Roman Kim: The Ninja from the Lubianka

Document Type


Publication Date

Spring 2018

Digital Object Identifier (DOI)



On 14 May 1967, Roman Nikolaevich Kim died in Moscow. Kim was a writer whose books were published in the Soviet Union in a print‐run of more than one million copies and which continue to be issued in contemporary Russia. He was a scholar‐orientalist (vostokoved), author of several scholarly works, a literary translator who had introduced Ryunosuke Akutagawa (1892–1927) to the Russian reader, and an interpreter who had worked with the Soviet leader Nikita Khrushchev (1894–1971). Almost twenty years later an article by the journalist Hiroshi Kimura (b. 1936) was published with the title “The Life of a Man Who Had Three Motherlands and Became a Toy in the Hands of Fate.”2 Japanese readers learned from it that the Soviet author of detective stories was concomitantly a Korean prince and a most dangerous ace of counterespionage, who had worked all his life against Japan. In 2016 in Moscow, as part of the prestigious biographical book series The Life of Remarkable People (Zhizn' zamechatel'nykh liudei), my book titled Roman Kim saw the light, while an international conference was staged that was dedicated to the research of his biography and creative legacy.3 Now much, much more became clear about the life of this writer and master of counterespionage. Nevertheless, like before, in some ways it almost seems that the only thing that we exactly know about him is that he died in 1967. This is how it is with dragons in fairy tales, nobody knows from where they come, and they are only encountered at the climax of the story…

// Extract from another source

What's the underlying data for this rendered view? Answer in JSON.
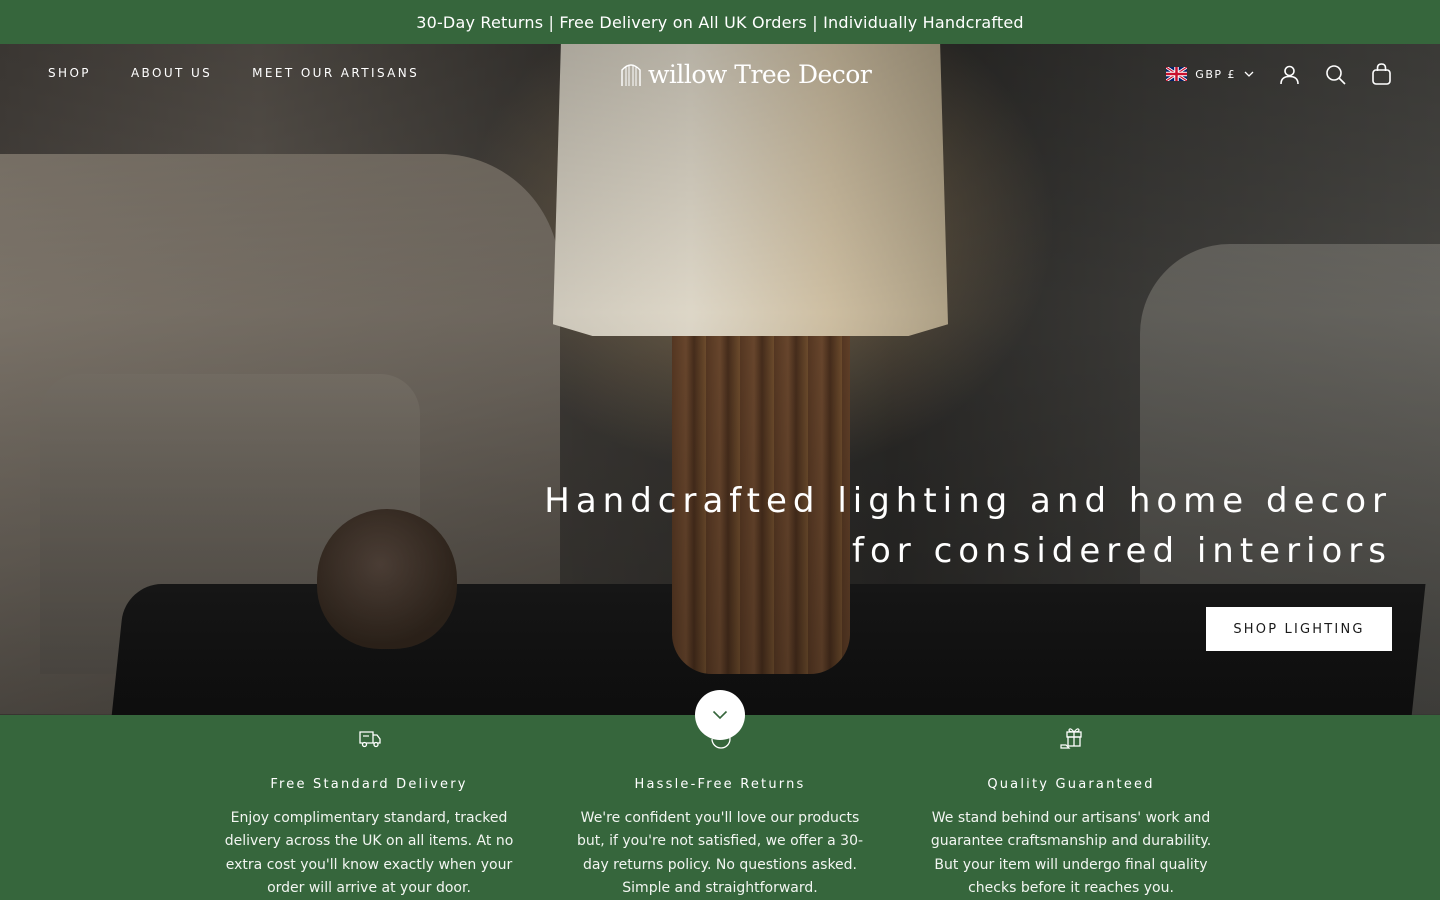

This article has been translated from the original Russian by Kees Boterbloem.

Was this content written or created while at USF?

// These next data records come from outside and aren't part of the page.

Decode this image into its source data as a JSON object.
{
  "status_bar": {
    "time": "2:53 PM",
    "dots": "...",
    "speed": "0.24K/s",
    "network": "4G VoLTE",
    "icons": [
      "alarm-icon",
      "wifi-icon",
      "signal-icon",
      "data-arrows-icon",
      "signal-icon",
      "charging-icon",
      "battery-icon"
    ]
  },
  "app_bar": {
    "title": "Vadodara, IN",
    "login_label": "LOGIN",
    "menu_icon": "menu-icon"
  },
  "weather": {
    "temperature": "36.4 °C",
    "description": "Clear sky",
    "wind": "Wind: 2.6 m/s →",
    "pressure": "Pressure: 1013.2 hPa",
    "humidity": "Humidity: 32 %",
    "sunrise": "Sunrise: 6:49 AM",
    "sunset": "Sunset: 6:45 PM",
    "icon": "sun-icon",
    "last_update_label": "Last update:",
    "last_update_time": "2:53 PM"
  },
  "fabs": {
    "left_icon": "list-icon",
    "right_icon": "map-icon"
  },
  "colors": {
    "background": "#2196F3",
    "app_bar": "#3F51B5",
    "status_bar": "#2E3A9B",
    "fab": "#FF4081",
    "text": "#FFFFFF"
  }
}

Citation / Publisher Attribution

Historian, v. 80, issue 1, p. 9-33